### WHAT NEEDS TO BE DONE
Restate the data below word for word, leaving nothing out.

### SOURCE DATA
%%

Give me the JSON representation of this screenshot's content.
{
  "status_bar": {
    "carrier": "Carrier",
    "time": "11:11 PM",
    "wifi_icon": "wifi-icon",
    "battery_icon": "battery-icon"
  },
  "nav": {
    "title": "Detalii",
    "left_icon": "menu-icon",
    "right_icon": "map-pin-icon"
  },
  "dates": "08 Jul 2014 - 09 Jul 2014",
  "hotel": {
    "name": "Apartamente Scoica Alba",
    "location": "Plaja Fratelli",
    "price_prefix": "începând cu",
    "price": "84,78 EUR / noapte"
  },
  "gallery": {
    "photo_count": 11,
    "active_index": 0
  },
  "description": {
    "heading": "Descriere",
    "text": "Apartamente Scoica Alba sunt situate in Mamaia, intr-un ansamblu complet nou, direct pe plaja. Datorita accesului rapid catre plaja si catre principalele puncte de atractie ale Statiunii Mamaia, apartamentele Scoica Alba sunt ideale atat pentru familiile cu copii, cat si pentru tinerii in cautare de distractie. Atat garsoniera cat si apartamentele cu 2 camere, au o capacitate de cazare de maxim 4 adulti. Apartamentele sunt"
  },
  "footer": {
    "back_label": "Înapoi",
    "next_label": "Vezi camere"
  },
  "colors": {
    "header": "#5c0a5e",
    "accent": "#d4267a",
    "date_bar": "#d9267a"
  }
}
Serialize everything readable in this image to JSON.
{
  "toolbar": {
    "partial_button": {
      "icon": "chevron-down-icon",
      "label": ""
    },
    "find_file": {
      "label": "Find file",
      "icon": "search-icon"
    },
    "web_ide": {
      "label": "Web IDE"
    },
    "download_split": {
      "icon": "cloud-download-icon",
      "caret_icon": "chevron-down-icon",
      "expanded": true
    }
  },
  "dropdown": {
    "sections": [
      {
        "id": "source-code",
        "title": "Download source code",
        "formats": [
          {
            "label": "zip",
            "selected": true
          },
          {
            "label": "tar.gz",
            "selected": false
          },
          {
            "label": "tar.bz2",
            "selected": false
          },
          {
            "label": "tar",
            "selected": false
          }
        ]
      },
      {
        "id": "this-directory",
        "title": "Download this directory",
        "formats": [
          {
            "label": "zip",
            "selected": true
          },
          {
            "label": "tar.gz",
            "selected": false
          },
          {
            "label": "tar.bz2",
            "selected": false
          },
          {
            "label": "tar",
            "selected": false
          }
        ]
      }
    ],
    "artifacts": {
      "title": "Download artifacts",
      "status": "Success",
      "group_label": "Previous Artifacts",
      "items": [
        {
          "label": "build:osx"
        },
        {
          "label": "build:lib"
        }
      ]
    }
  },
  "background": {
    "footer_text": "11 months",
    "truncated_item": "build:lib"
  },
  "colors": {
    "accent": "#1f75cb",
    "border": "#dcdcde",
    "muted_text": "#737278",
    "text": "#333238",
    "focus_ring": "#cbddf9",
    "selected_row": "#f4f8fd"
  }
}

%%

### RESPONSE AREA
Give me the JSON representation of this screenshot's content.
{
  "status_bar": {
    "carrier": "Carrier",
    "time": "11:11 PM",
    "wifi_icon": "wifi-icon",
    "battery_icon": "battery-icon"
  },
  "nav": {
    "title": "Detalii",
    "left_icon": "menu-icon",
    "right_icon": "map-pin-icon"
  },
  "dates": "08 Jul 2014 - 09 Jul 2014",
  "hotel": {
    "name": "Apartamente Scoica Alba",
    "location": "Plaja Fratelli",
    "price_prefix": "începând cu",
    "price": "84,78 EUR / noapte"
  },
  "gallery": {
    "photo_count": 11,
    "active_index": 0
  },
  "description": {
    "heading": "Descriere",
    "text": "Apartamente Scoica Alba sunt situate in Mamaia, intr-un ansamblu complet nou, direct pe plaja. Datorita accesului rapid catre plaja si catre principalele puncte de atractie ale Statiunii Mamaia, apartamentele Scoica Alba sunt ideale atat pentru familiile cu copii, cat si pentru tinerii in cautare de distractie. Atat garsoniera cat si apartamentele cu 2 camere, au o capacitate de cazare de maxim 4 adulti. Apartamentele sunt"
  },
  "footer": {
    "back_label": "Înapoi",
    "next_label": "Vezi camere"
  },
  "colors": {
    "header": "#5c0a5e",
    "accent": "#d4267a",
    "date_bar": "#d9267a"
  }
}
Serialize everything readable in this image to JSON.
{
  "toolbar": {
    "partial_button": {
      "icon": "chevron-down-icon",
      "label": ""
    },
    "find_file": {
      "label": "Find file",
      "icon": "search-icon"
    },
    "web_ide": {
      "label": "Web IDE"
    },
    "download_split": {
      "icon": "cloud-download-icon",
      "caret_icon": "chevron-down-icon",
      "expanded": true
    }
  },
  "dropdown": {
    "sections": [
      {
        "id": "source-code",
        "title": "Download source code",
        "formats": [
          {
            "label": "zip",
            "selected": true
          },
          {
            "label": "tar.gz",
            "selected": false
          },
          {
            "label": "tar.bz2",
            "selected": false
          },
          {
            "label": "tar",
            "selected": false
          }
        ]
      },
      {
        "id": "this-directory",
        "title": "Download this directory",
        "formats": [
          {
            "label": "zip",
            "selected": true
          },
          {
            "label": "tar.gz",
            "selected": false
          },
          {
            "label": "tar.bz2",
            "selected": false
          },
          {
            "label": "tar",
            "selected": false
          }
        ]
      }
    ],
    "artifacts": {
      "title": "Download artifacts",
      "status": "Success",
      "group_label": "Previous Artifacts",
      "items": [
        {
          "label": "build:osx"
        },
        {
          "label": "build:lib"
        }
      ]
    }
  },
  "background": {
    "footer_text": "11 months",
    "truncated_item": "build:lib"
  },
  "colors": {
    "accent": "#1f75cb",
    "border": "#dcdcde",
    "muted_text": "#737278",
    "text": "#333238",
    "focus_ring": "#cbddf9",
    "selected_row": "#f4f8fd"
  }
}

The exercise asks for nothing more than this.